Should using the Internet change the way we teach?
(Are you making movies or just filming stage plays?)

How many teachers are involved in eLearning? And how are they using Net-based technologies and resources?

A recent survey of the e-teaching habits of staff at Douglas Mawson Institute of Technology revealed mixed messages. The encouraging part of the story is that lecturers’ use of web-based technologies has increased markedly. Approximately 80% of lecturing staff are using the Internet with students. However, the survey data also revealed a pattern of usage of the Internet that is still fairly conservative. Few lecturers are exploiting the potential of the Net to facilitate collaborative approaches. Use of communication tools like chat and forum, while sometimes used for communication with colleagues across campuses, were rarely used for teaching purposes. The use of email in teaching was quite widespread, but it is mainly used as one to one communication between student and lecturer, and typically around the sending and marking of assignments.

Use of webpages revealed a similar conservative approach. Many courses now have web-based resources on course resources lists, but web-based resources are still being treated as optional extras rather than key resources; as an add-on rather than a core component of the teaching methodology.

This presentation will briefly review the survey data, and discuss how the Internet can be used to more fully utilise the potential of elearning to promote more collaborative methodologies. It will also discuss what strategies can be employed to assist teaching staff progress to a stage where there is true integration of the Internet into their teaching approaches.

Teachers who have used the Internet with students know how different it is. Allow students use of the Internet and you offer them a myriad of pathways to unknown endings. And when students are online it is very hard to bring them back to focus on you – in classrooms real and virtual. The Internet encourages users to take a journey via hyperlinks. It inherently posits the interconnectedness of information and knowledge across all spheres of inquiry. Ask twenty students to focus on a particular website and it can be the start of a twenty quite different journeys, as each student sets off on their own pathway away from that site. Trying to bring students back to order in this virtual environment has been appropriately likened to herding cats.

The Internet is different from other new technologies in that a teachers’ ability to control it is sabotaged by the medium. TV, radio, video conferencing – these are essentially broadcast media that are still controlled by the teacher, and they easily accommodate the teacher led methodologies that characterise much of our teaching. Despite all the idealistic aspirations to the contrary, many teachers are more comfortable when they are conducting teacher led instruction.  A quick tour of most adult learning classrooms around the country will reveal that most desks still face the front of the room!

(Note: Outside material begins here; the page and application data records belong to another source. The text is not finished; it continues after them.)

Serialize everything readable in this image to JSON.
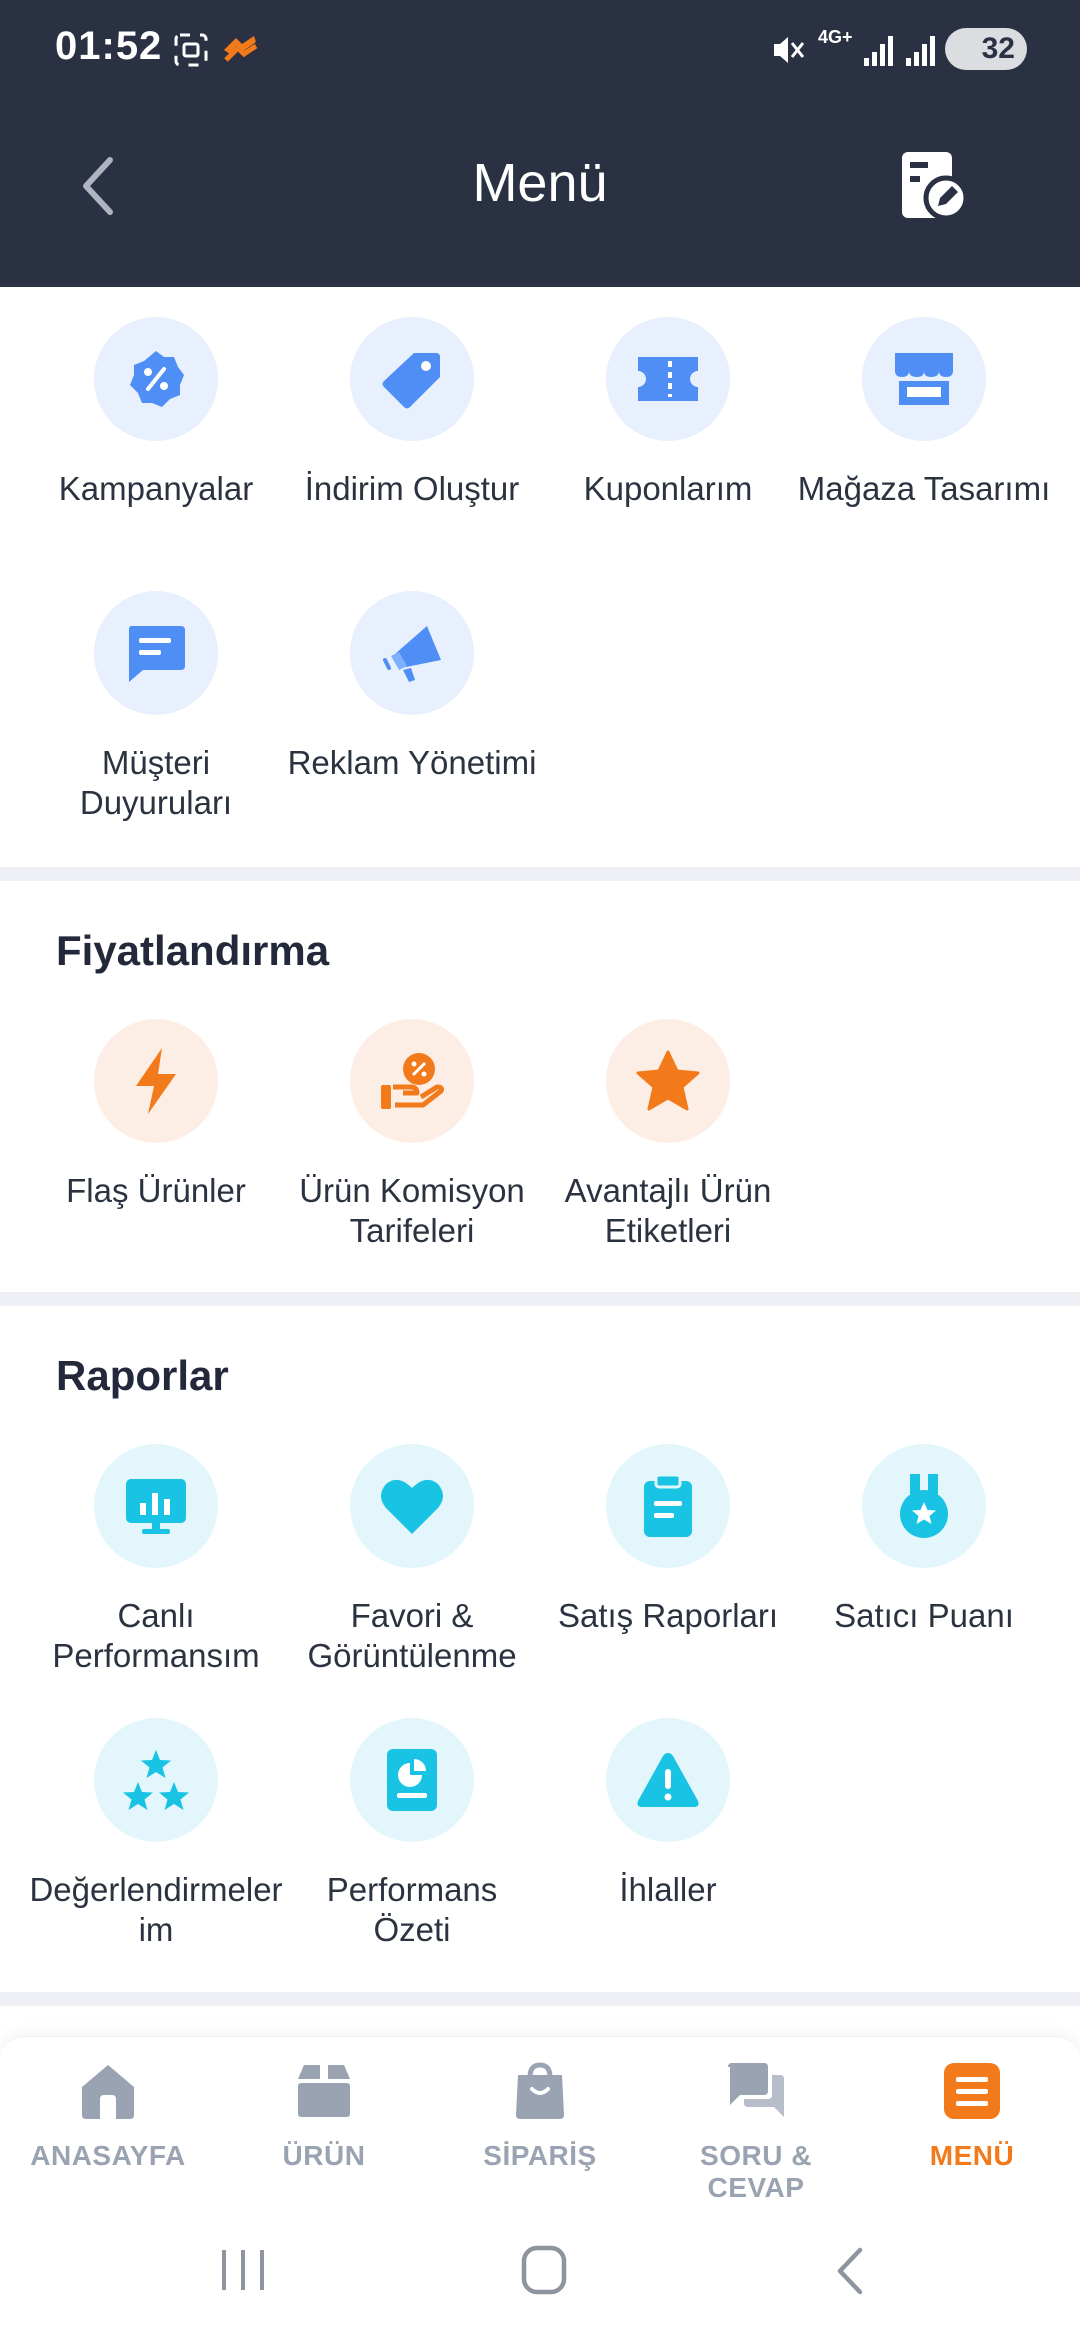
{
  "status_bar": {
    "time": "01:52",
    "network": "4G+",
    "battery": "32"
  },
  "header": {
    "title": "Menü"
  },
  "campaigns": {
    "items": [
      {
        "label": "Kampanyalar",
        "icon": "percent-badge-icon"
      },
      {
        "label": "İndirim Oluştur",
        "icon": "price-tag-icon"
      },
      {
        "label": "Kuponlarım",
        "icon": "ticket-icon"
      },
      {
        "label": "Mağaza Tasarımı",
        "icon": "storefront-icon"
      },
      {
        "label": "Müşteri Duyuruları",
        "icon": "chat-message-icon"
      },
      {
        "label": "Reklam Yönetimi",
        "icon": "megaphone-icon"
      }
    ]
  },
  "pricing": {
    "title": "Fiyatlandırma",
    "items": [
      {
        "label": "Flaş Ürünler",
        "icon": "lightning-icon"
      },
      {
        "label": "Ürün Komisyon Tarifeleri",
        "icon": "hand-coin-icon"
      },
      {
        "label": "Avantajlı Ürün Etiketleri",
        "icon": "star-icon"
      }
    ]
  },
  "reports": {
    "title": "Raporlar",
    "items": [
      {
        "label": "Canlı Performansım",
        "icon": "monitor-chart-icon"
      },
      {
        "label": "Favori & Görüntülenme",
        "icon": "heart-icon"
      },
      {
        "label": "Satış Raporları",
        "icon": "clipboard-icon"
      },
      {
        "label": "Satıcı Puanı",
        "icon": "medal-icon"
      },
      {
        "label": "Değerlendirmelerim",
        "icon": "three-stars-icon"
      },
      {
        "label": "Performans Özeti",
        "icon": "report-pie-icon"
      },
      {
        "label": "İhlaller",
        "icon": "warning-icon"
      }
    ]
  },
  "bottom_nav": [
    {
      "label": "ANASAYFA",
      "icon": "home-icon",
      "active": false
    },
    {
      "label": "ÜRÜN",
      "icon": "box-icon",
      "active": false
    },
    {
      "label": "SİPARİŞ",
      "icon": "shopping-bag-icon",
      "active": false
    },
    {
      "label": "SORU & CEVAP",
      "icon": "chat-bubbles-icon",
      "active": false
    },
    {
      "label": "MENÜ",
      "icon": "menu-icon",
      "active": true
    }
  ],
  "colors": {
    "header_bg": "#2a3142",
    "accent": "#f27a1a",
    "blue_icon": "#4f8ef5",
    "cyan_icon": "#18c3e3",
    "orange_icon": "#f27a1a",
    "inactive_nav": "#9aa3b1"
  }
}
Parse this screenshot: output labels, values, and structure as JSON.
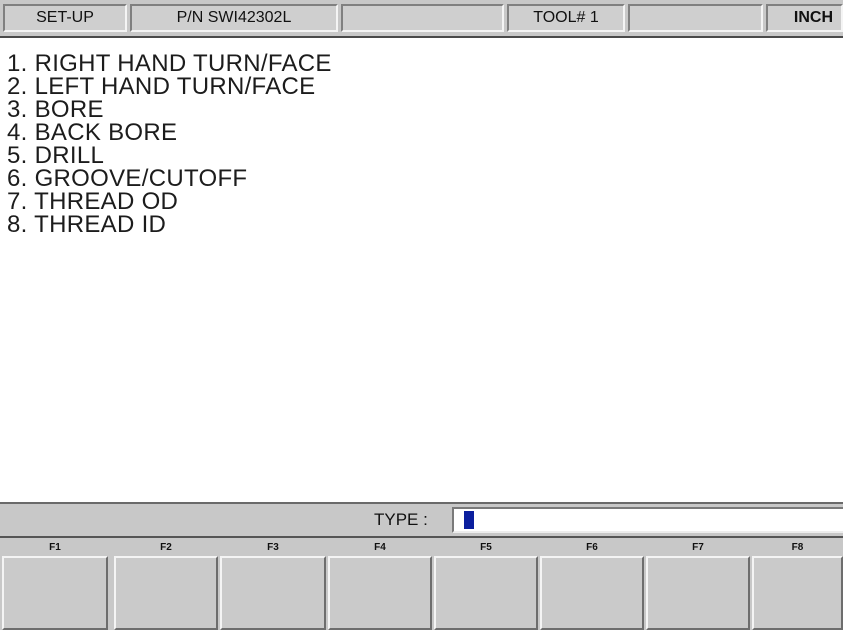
{
  "header": {
    "mode": "SET-UP",
    "part_number": "P/N SWI42302L",
    "blank1": "",
    "tool": "TOOL# 1",
    "blank2": "",
    "units": "INCH"
  },
  "menu": {
    "items": [
      "1. RIGHT HAND TURN/FACE",
      "2. LEFT HAND TURN/FACE",
      "3. BORE",
      "4. BACK BORE",
      "5. DRILL",
      "6. GROOVE/CUTOFF",
      "7. THREAD OD",
      "8. THREAD ID"
    ]
  },
  "prompt": {
    "label": "TYPE :",
    "value": ""
  },
  "fkeys": {
    "labels": [
      "F1",
      "F2",
      "F3",
      "F4",
      "F5",
      "F6",
      "F7",
      "F8"
    ],
    "captions": [
      "",
      "",
      "",
      "",
      "",
      "",
      "",
      ""
    ]
  },
  "colors": {
    "cursor": "#0b1f9e",
    "panel": "#c8c8c8"
  }
}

One can of course, as many teachers in the survey mentioned above are doing, use the Internet as a one way broadcast medium, or as a source of information that needs to be found to answer preset questions – these are legitimate and valid activities, but they use just a fraction of the Internet capabilities, and reinforce an old paradigm. I am constantly reminded of the comparison with the time when movies were first made. Early movies consisted of the filmed movements of actors doing live plays as if they were on stage. It was only after some time that creative directors began to realise the potential of the new medium. And so it is with the Internet in teaching. The Internet is more than a book.

Should using the Internet change the way we teach? If we wish to exploit its full potential for student centred and collaborative learning then yes we do. We need to move away from traditional teacher led instruction (this is often referred to as the paradigm shift), incorporate the rhizomic nature of the Net, and allow students to find their own paths to knowledge. And this applies to both on and off campus students.

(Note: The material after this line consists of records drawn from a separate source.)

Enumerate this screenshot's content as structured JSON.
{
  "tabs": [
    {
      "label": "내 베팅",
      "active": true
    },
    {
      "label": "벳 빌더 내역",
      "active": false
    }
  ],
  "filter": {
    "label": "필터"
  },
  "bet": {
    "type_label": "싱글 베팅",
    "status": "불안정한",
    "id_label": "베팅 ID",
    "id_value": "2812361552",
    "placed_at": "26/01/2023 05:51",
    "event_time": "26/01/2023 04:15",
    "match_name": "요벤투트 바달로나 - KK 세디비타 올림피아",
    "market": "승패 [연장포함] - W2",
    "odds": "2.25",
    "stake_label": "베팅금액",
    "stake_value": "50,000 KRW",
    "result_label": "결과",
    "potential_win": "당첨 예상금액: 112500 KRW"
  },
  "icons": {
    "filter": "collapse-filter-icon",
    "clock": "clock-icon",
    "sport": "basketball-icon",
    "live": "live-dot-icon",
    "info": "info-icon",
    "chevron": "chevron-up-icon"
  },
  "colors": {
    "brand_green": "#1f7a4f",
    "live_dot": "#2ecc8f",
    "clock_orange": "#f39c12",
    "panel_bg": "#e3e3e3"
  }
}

The Internet is not just a passive resource. As someone commented after one of my voice online workshops, "I thought the Internet was just something for getting information. This view of the Internet ignores the great many opportunities for interaction with others via CMC (computer mediated communication) tools.

So how might this work in practice? How do we capitalise on the unique way the Internet allows access to information, and make best use of its innate communication capabilities?

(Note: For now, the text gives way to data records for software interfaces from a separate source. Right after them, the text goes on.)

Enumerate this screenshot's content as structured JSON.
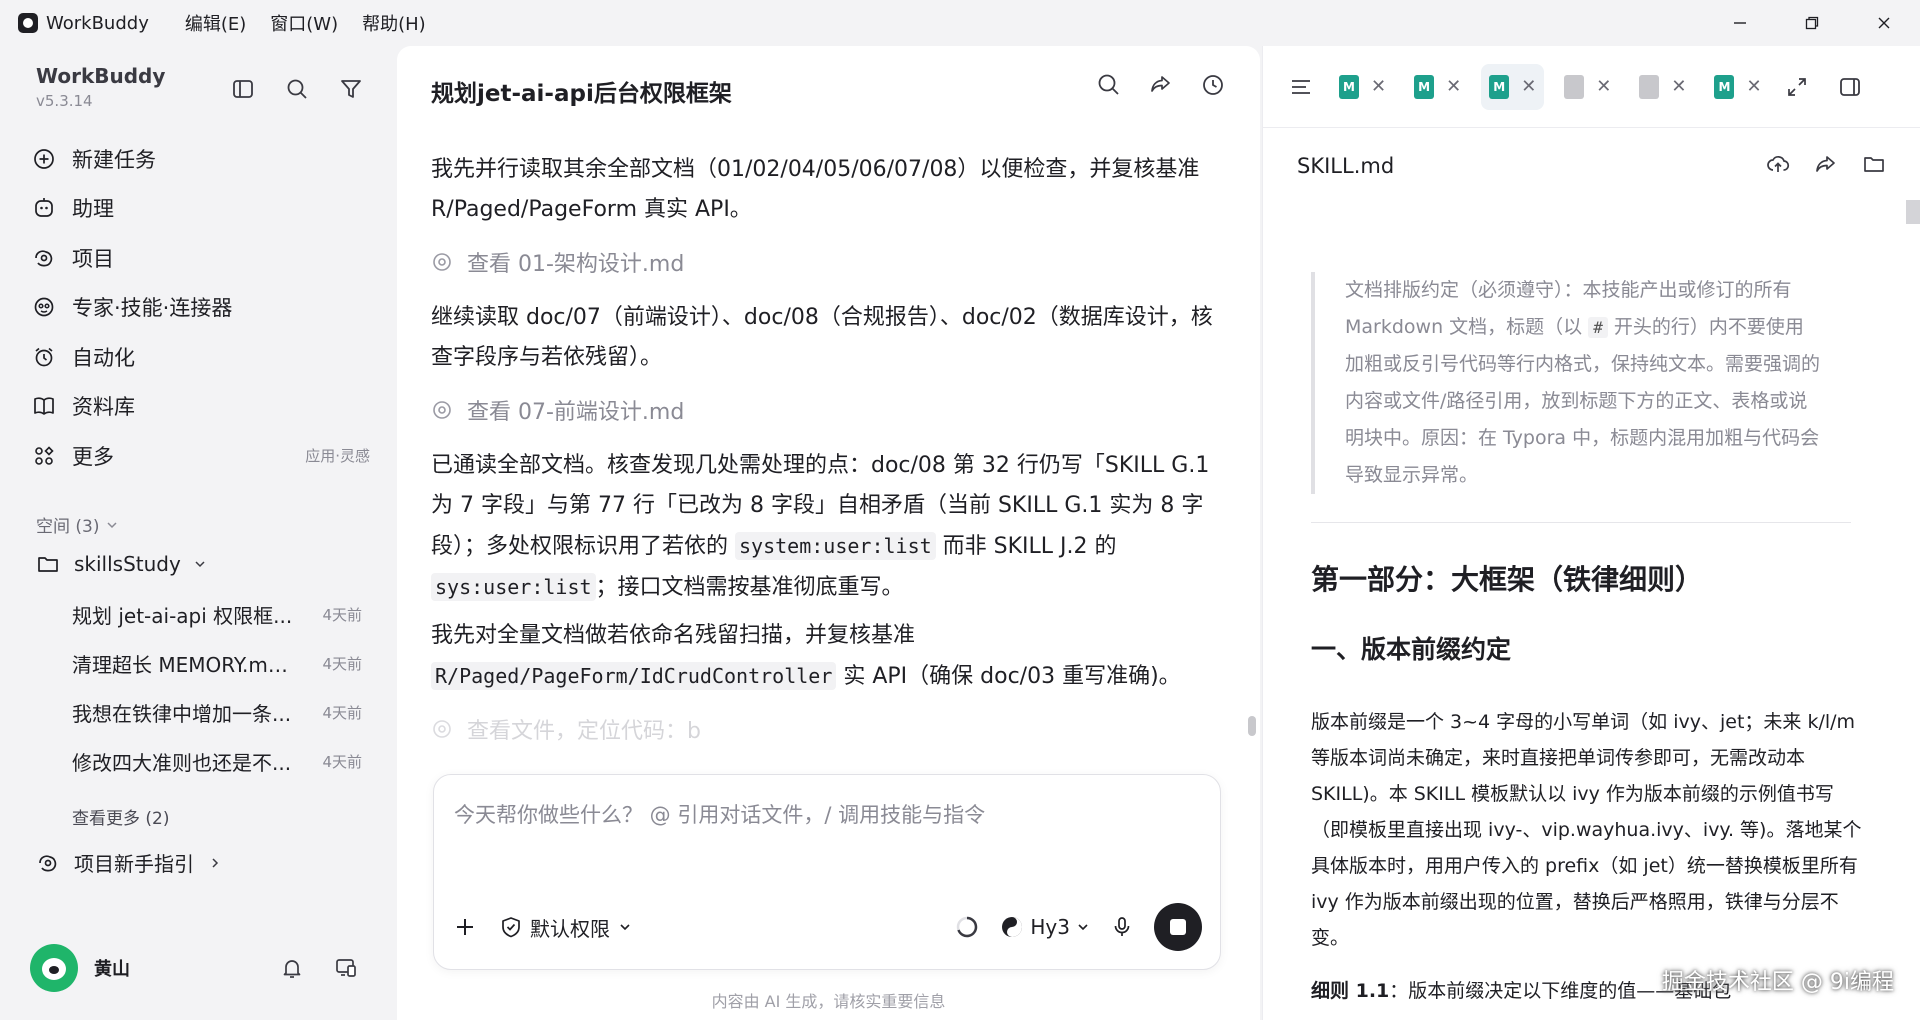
{
  "titlebar": {
    "app_name": "WorkBuddy",
    "menus": [
      "编辑(E)",
      "窗口(W)",
      "帮助(H)"
    ]
  },
  "sidebar": {
    "brand": "WorkBuddy",
    "version": "v5.3.14",
    "nav": [
      {
        "label": "新建任务",
        "icon": "plus-circle-icon"
      },
      {
        "label": "助理",
        "icon": "assistant-icon"
      },
      {
        "label": "项目",
        "icon": "project-icon"
      },
      {
        "label": "专家·技能·连接器",
        "icon": "expert-icon"
      },
      {
        "label": "自动化",
        "icon": "alarm-icon"
      },
      {
        "label": "资料库",
        "icon": "book-icon"
      },
      {
        "label": "更多",
        "icon": "grid-icon",
        "extra": "应用·灵感"
      }
    ],
    "space_label": "空间 (3)",
    "project_name": "skillsStudy",
    "conversations": [
      {
        "title": "规划 jet-ai-api 权限框...",
        "time": "4天前"
      },
      {
        "title": "清理超长 MEMORY.md ...",
        "time": "4天前"
      },
      {
        "title": "我想在铁律中增加一条...",
        "time": "4天前"
      },
      {
        "title": "修改四大准则也还是不...",
        "time": "4天前"
      }
    ],
    "see_more": "查看更多 (2)",
    "guide": "项目新手指引",
    "user_name": "黄山"
  },
  "chat": {
    "title": "规划jet-ai-api后台权限框架",
    "p1": "我先并行读取其余全部文档（01/02/04/05/06/07/08）以便检查，并复核基准 R/Paged/PageForm 真实 API。",
    "step1": "查看 01-架构设计.md",
    "p2": "继续读取 doc/07（前端设计）、doc/08（合规报告）、doc/02（数据库设计，核查字段序与若依残留）。",
    "step2": "查看 07-前端设计.md",
    "p3a": "已通读全部文档。核查发现几处需处理的点：doc/08 第 32 行仍写「SKILL G.1 为 7 字段」与第 77 行「已改为 8 字段」自相矛盾（当前 SKILL G.1 实为 8 字段）；多处权限标识用了若依的",
    "p3code1": "system:user:list",
    "p3b": "而非 SKILL J.2 的",
    "p3code2": "sys:user:list",
    "p3c": "；接口文档需按基准彻底重写。",
    "p4a": "我先对全量文档做若依命名残留扫描，并复核基准",
    "p4code": "R/Paged/PageForm/IdCrudController",
    "p4b": "实 API（确保 doc/03 重写准确)。",
    "step3": "查看文件，定位代码：b",
    "input_placeholder": "今天帮你做些什么？ @ 引用对话文件，/ 调用技能与指令",
    "permission": "默认权限",
    "model": "Hy3",
    "disclaimer": "内容由 AI 生成，请核实重要信息"
  },
  "doc": {
    "filename": "SKILL.md",
    "quote_a": "文档排版约定（必须遵守）：本技能产出或修订的所有 Markdown 文档，标题（以",
    "quote_code": "#",
    "quote_b": "开头的行）内不要使用加粗或反引号代码等行内格式，保持纯文本。需要强调的内容或文件/路径引用，放到标题下方的正文、表格或说明块中。原因：在 Typora 中，标题内混用加粗与代码会导致显示异常。",
    "h1": "第一部分：大框架（铁律细则）",
    "h2": "一、版本前缀约定",
    "para": "版本前缀是一个 3~4 字母的小写单词（如 ivy、jet；未来 k/l/m 等版本词尚未确定，来时直接把单词传参即可，无需改动本 SKILL)。本 SKILL 模板默认以 ivy 作为版本前缀的示例值书写（即模板里直接出现 ivy-、vip.wayhua.ivy、ivy. 等)。落地某个具体版本时，用用户传入的 prefix（如 jet）统一替换模板里所有 ivy 作为版本前缀出现的位置，替换后严格照用，铁律与分层不变。",
    "rule_label": "细则 1.1",
    "rule_text": "：版本前缀决定以下维度的值——基础包",
    "watermark": "掘金技术社区 @ 9i编程"
  },
  "colors": {
    "accent_green": "#1ea08c",
    "avatar_green": "#1fb56a",
    "text": "#1f1f24",
    "muted": "#8a8a94"
  }
}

In the figures below you can see approaches of the old and new paradigms contrasted. The column on the left, the traditional paradigm, shows how a teacher might use the new technology in the old way. The right hand column presents sample approaches from teachers who are exploring more teacher independent and collaborative methodologies.

‘Traditional’ Paradigm

Under the new paradigm

Students use website(s) to find answers to teacher set questions

Students evaluate websites’ value in assembling body of knowledge to solve problems

Teacher defines problems and gives directions to websites to solve the problem

Teachers or students identify issues and use the Net to define the questions

Teacher provides reading list of suitable websites

Teacher asks students to search for suitable sites that become course resources

Teacher suggests some websites as marginal to the area of inquiry

The web is an integral source of information about the area of inquiry

Course content pre-packaged by teacher

Nil or little course content up front. Majority of content generated by student discussion


Students post questions and findings to asynchronous forums for peer comment and assessment


It is true of course that some teachers were promoting collaborative learning in their classrooms long before the advent of Internet technology.  And it is not the case that all courses that utilise the Internet need to adopt the new paradigm at all times. But if you are using the Internet with your students and do not allow for some degree of learner autonomy where students are partners with you in collaborative course design, then you are still using moving picture technology to film live plays, and perhaps doing your students a disservice.


  1. Bensusan, Guy; The Escalator;
  2. Carrington, Alan (2003); Retooling for Creative Curriculum - Using Low Threshold Activities to Produce Best Practice Educational Multimedia and Hypermedia
  4. Coghlan, Michael (2002); Building a Course on the Run;
  5. Dodge, Bernie (2000), Thinking Visually with Webquests;
  6. Fannon, Kate;
  7. Gilbert, Stephen; Personalising Pedagogy;
  8. Jonassen, David H; Technology as Cognitive Tools: Learners as Designers;
  9. Murphy, Elizabeth;  Constructivism - from Philosophy to Practice
  10. Oliver, Ron; Using online technologies to support problem based learning: Learners' responses and perceptions;
  11. Ripley, D.E, Using Technology to Improve the Quality of Classroom Instruction, International Conference on Computers and Education Proceedings, Auckland, 2002)

Some Suggested Strategies for integrating the Internet into teaching practice

1.      Join a professional email list related to your teaching area (see, or Such email lists provide ample opportunity to contact other lecturers who may wish to organise collaboration between classes, and typically constitute a support group for all manner of questions relating to how to use the Internet in your teaching or vocational area.

2.      Identify parts of your course that require collaboration and explore how you might set up appropriate activities using the Internet

3.      Identify parts of your course that require higher order thinking skills and explore how you might foster that using the Internet

4.      try Webquests. A WebQuest is an inquiry-oriented activity in which most or all of the information used by learners is drawn from the Web. WebQuests are designed to use learners' time well, to focus on using information rather than looking for it, and to support learners' thinking at the levels of analysis, synthesis and evaluation – use existing resources at, or have students design them

5.      Have students find and evaluate resources

6.      Have students peer assess on discussion boards

7.      Have students participate in web based collaborative problem based learning projects

8.      Have students create their own websites

9.      Have students host and moderate online discussions

10.  Use CMC tools for an online debate

11.  Invite outside experts to communicate with your students via CMC

12.  allow process to take precedence over content. You don’t always have to have all course content in place. 

13.  Have Internet enabled PCs in your classroom

Michael Coghlan
Educause, 2003